== Records supplied

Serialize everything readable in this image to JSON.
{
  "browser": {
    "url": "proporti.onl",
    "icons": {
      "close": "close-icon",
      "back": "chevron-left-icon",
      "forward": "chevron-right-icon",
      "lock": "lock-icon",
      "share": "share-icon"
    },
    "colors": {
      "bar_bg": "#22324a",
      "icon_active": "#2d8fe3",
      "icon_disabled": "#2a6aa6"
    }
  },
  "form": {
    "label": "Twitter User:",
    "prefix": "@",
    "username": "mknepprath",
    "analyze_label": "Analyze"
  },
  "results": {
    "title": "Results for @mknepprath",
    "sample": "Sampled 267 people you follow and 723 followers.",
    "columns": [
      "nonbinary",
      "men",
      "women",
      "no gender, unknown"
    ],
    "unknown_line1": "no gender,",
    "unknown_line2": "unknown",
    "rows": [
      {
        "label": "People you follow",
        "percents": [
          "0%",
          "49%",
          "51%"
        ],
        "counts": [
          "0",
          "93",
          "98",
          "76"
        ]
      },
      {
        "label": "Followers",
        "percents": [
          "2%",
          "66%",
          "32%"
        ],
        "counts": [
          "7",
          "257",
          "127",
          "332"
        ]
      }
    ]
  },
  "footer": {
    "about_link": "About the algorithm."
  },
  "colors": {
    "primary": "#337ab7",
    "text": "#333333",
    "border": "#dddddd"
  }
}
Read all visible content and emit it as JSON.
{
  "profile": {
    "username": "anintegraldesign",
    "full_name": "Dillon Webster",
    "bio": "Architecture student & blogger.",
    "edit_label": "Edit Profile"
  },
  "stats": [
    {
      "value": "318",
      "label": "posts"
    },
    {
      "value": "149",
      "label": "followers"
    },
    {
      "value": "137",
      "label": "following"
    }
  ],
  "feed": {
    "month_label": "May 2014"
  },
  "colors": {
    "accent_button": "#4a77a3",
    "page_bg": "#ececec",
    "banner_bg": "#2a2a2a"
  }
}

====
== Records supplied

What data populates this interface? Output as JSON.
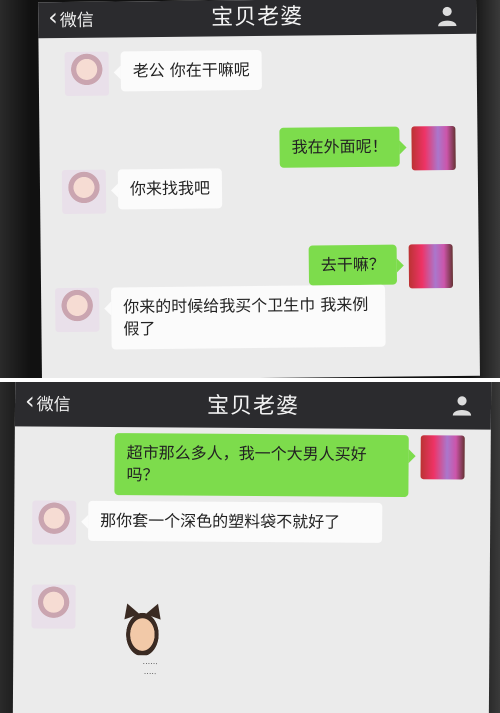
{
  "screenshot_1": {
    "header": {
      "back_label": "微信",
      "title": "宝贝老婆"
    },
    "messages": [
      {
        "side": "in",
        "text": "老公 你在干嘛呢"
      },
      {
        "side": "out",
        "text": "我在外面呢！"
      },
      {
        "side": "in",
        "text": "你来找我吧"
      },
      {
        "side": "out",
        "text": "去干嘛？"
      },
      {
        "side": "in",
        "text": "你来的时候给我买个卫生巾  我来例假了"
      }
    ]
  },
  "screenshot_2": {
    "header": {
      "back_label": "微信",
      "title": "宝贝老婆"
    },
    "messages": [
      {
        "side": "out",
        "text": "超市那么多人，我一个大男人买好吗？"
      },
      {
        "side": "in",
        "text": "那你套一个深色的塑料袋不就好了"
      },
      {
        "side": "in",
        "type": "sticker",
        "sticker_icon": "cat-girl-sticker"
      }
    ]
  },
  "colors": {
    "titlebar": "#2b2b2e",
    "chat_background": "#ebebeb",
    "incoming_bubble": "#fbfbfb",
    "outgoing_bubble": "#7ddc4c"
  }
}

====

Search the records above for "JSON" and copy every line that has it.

Exercise solution:
Serialize everything readable in this image to JSON.
Read all visible content and emit it as JSON.
What data populates this interface? Output as JSON.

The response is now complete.